▶ **Task prompt**
Filter the lines below, keeping each one that holds "JSON".
+---+
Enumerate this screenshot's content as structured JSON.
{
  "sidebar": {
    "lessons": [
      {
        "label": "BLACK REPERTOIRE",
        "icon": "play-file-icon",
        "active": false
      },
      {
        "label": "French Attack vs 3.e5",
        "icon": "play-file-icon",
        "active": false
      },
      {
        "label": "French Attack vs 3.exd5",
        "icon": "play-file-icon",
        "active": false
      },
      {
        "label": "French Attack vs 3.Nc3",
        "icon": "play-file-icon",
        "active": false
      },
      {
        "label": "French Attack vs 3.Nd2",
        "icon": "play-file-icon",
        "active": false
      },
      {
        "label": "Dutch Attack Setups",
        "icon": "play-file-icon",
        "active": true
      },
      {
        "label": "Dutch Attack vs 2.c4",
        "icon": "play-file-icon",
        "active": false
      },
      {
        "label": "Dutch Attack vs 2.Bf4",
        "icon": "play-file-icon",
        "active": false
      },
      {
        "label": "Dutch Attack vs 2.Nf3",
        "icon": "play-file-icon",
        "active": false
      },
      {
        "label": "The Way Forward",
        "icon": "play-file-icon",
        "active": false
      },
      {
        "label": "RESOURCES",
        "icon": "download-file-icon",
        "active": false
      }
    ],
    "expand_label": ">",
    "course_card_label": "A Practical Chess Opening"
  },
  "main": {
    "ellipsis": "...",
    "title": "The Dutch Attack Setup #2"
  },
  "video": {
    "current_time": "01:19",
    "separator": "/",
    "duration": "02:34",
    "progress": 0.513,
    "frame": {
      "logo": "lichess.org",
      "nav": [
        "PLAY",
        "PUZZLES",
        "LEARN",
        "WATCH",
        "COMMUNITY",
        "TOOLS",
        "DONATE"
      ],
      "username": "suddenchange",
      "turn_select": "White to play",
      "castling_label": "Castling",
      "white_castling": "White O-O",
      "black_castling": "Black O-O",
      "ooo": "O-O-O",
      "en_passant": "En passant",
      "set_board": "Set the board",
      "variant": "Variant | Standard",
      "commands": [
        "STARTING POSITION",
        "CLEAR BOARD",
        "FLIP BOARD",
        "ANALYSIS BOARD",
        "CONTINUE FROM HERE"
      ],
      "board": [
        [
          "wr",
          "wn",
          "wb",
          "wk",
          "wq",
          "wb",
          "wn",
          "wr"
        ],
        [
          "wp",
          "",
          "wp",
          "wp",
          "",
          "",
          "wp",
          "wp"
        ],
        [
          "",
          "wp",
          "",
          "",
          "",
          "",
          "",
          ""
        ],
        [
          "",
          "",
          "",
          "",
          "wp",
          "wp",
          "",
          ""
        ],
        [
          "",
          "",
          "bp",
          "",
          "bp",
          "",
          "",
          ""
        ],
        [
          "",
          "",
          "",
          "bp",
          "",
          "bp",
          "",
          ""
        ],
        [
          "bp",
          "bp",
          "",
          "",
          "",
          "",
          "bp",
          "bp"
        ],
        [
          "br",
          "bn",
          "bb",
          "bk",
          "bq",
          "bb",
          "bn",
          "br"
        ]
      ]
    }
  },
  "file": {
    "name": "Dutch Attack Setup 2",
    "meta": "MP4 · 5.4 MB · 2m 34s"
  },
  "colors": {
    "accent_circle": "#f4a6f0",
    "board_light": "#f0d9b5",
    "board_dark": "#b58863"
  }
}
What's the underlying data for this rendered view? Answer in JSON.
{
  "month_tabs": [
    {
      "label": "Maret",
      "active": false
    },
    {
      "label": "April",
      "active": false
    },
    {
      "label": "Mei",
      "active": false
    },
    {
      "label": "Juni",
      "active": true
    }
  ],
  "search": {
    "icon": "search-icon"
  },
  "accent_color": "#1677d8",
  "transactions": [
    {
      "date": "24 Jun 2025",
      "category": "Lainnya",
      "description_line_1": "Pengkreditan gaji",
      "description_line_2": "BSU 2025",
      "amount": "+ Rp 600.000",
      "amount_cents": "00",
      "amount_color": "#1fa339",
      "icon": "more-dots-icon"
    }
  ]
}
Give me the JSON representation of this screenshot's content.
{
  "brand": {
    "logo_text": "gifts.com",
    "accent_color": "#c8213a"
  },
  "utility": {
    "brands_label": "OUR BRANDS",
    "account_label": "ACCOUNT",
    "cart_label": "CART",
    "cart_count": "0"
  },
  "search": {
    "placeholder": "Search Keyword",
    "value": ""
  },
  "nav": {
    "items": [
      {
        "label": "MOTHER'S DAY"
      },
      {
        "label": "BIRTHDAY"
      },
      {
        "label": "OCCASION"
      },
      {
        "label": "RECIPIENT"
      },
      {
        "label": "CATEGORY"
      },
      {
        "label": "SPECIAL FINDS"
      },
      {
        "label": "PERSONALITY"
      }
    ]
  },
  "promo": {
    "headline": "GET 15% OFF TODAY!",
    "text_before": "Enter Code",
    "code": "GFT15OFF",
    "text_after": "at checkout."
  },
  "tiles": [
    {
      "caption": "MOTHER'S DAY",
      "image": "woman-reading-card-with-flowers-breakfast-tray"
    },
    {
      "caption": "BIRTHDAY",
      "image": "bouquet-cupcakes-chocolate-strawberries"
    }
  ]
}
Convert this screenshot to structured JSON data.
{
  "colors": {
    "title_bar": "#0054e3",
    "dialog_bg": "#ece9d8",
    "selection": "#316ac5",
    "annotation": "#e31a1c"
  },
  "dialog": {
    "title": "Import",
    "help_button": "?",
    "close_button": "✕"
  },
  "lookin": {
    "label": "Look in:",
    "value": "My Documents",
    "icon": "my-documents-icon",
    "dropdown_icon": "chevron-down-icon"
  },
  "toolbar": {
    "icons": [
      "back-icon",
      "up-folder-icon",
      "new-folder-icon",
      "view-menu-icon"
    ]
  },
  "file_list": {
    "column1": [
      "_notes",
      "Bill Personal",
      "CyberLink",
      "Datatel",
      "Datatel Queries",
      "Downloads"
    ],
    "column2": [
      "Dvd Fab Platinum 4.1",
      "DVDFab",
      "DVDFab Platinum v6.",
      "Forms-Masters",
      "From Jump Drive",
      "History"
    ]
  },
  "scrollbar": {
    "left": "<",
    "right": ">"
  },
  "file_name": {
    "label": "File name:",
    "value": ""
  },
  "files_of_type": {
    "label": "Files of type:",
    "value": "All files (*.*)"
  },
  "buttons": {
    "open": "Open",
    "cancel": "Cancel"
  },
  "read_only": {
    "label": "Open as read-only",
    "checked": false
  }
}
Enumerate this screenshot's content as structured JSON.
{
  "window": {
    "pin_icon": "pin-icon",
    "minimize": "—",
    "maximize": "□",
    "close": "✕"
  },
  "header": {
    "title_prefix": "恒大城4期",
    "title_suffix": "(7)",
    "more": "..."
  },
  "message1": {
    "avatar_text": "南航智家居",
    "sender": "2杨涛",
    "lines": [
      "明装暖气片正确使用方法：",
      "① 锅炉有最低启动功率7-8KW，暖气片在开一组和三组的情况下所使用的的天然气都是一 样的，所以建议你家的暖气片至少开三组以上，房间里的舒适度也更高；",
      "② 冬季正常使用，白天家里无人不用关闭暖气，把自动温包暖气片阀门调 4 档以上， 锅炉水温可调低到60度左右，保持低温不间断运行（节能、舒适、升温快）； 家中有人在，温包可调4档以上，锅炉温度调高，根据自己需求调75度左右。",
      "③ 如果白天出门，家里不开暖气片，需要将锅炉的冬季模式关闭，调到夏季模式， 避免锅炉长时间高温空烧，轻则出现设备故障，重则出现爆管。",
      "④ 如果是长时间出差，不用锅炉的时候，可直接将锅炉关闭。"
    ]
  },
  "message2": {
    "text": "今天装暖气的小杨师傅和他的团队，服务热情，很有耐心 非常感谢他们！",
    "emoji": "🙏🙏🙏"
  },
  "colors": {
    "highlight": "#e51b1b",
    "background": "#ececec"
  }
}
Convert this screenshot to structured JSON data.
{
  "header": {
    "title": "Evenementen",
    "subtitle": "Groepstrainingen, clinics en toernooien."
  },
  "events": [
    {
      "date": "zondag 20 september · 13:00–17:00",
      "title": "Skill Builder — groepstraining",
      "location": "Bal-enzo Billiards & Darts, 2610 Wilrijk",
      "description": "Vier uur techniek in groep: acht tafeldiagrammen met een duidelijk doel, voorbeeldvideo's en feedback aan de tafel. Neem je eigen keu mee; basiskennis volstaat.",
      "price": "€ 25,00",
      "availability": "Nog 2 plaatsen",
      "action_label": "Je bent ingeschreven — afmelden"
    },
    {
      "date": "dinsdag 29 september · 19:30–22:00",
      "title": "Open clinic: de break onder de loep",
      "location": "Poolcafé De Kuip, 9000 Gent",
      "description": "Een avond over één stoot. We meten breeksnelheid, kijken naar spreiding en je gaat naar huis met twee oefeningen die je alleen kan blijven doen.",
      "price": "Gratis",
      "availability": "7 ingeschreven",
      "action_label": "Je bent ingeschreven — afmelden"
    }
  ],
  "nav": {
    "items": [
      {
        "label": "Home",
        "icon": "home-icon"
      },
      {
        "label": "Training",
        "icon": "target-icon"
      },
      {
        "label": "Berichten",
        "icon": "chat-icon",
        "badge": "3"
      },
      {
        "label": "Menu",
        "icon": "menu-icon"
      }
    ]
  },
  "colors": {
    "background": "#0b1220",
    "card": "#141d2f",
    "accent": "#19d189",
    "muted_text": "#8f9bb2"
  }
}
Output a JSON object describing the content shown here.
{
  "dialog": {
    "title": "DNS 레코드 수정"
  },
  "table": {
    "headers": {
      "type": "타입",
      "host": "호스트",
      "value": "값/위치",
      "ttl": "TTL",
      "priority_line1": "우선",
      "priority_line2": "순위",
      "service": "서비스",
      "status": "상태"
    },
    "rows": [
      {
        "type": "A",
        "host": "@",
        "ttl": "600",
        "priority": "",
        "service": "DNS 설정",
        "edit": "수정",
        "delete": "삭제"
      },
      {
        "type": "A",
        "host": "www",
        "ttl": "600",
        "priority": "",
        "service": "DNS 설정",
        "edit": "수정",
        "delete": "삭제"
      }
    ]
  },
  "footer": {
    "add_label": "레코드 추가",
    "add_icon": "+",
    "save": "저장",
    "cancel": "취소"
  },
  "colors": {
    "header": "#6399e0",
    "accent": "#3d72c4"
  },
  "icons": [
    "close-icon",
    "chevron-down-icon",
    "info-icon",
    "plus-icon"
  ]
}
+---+
▶ **Solution below**
Enumerate this screenshot's content as structured JSON.
What's the underlying data for this rendered view? Answer in JSON.
Give me the JSON representation of this screenshot's content.
Convert this screenshot to structured JSON data.
Enumerate this screenshot's content as structured JSON.
Convert this screenshot to structured JSON data.
Output a JSON object describing the content shown here.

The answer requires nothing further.